Problem to work on ->
Your task is to find every line in the records that holds the string "Power" and copy it.

(Dataset rows for apps and sites)
-=-=-=-=-
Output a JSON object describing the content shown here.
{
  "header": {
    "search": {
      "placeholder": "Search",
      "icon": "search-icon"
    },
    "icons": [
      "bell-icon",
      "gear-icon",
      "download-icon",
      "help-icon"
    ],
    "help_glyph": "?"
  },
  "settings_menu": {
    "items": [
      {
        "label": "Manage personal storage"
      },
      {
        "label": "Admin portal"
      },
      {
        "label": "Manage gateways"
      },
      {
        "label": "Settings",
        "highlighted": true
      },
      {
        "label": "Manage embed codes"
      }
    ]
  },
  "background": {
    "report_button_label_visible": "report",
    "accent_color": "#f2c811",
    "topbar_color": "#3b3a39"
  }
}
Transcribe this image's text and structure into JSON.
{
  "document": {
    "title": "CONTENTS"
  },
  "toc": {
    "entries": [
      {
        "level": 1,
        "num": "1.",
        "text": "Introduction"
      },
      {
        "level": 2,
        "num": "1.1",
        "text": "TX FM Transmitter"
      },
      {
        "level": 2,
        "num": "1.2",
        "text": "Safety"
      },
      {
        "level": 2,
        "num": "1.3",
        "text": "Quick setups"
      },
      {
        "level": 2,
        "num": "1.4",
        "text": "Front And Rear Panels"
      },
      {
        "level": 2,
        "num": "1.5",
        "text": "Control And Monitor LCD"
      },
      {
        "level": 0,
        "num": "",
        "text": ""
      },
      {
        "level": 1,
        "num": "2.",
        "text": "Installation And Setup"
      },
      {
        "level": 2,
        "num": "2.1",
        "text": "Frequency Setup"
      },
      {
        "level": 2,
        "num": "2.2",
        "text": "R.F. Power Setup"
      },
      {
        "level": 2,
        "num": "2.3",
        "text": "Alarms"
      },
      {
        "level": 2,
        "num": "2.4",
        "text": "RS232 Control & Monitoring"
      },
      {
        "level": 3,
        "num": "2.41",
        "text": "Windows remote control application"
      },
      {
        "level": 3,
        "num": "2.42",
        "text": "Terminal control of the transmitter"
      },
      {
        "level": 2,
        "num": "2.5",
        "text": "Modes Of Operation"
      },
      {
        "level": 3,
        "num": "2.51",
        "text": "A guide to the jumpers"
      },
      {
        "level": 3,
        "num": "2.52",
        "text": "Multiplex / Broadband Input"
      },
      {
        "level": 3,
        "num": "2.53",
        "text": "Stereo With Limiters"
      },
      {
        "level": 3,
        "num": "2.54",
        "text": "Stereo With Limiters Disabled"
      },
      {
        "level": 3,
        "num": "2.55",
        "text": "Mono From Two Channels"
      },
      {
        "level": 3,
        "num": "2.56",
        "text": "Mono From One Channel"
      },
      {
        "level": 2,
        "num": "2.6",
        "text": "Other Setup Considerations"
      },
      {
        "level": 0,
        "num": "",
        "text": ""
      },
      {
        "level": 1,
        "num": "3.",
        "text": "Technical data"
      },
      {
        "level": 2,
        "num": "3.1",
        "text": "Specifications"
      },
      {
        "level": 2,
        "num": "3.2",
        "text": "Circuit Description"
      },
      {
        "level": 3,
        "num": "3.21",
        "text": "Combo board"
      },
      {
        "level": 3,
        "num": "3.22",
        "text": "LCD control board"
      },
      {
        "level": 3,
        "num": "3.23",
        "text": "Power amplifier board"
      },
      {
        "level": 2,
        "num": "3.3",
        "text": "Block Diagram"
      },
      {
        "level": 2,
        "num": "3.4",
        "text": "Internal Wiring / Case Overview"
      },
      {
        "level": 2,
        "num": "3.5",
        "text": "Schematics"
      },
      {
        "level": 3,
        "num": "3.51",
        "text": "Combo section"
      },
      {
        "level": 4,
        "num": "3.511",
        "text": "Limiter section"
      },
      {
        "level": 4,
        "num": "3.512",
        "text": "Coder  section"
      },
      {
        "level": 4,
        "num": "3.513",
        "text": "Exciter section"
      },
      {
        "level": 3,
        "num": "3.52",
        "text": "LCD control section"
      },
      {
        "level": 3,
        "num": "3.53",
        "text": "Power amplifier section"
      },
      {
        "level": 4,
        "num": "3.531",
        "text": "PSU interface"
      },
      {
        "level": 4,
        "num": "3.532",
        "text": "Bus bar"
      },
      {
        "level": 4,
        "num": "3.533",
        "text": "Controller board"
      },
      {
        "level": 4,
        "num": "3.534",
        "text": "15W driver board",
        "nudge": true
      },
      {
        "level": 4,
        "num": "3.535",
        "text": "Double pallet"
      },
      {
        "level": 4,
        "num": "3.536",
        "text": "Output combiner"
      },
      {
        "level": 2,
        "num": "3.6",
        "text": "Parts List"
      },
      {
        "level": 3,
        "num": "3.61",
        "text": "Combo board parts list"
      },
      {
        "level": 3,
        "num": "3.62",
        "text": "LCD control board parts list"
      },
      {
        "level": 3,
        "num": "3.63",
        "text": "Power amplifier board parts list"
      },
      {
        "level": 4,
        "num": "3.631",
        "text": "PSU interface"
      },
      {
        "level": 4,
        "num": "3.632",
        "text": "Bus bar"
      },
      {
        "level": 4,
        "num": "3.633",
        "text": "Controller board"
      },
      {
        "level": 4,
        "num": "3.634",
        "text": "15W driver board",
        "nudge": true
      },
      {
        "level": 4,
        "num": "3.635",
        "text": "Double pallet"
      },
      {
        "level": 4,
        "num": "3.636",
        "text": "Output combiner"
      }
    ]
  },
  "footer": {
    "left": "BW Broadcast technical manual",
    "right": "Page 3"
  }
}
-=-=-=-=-
Answer section ->
        "text": "R.F. Power Setup"
        "text": "Power amplifier board"
        "text": "Power amplifier section"
        "text": "Power amplifier board parts list"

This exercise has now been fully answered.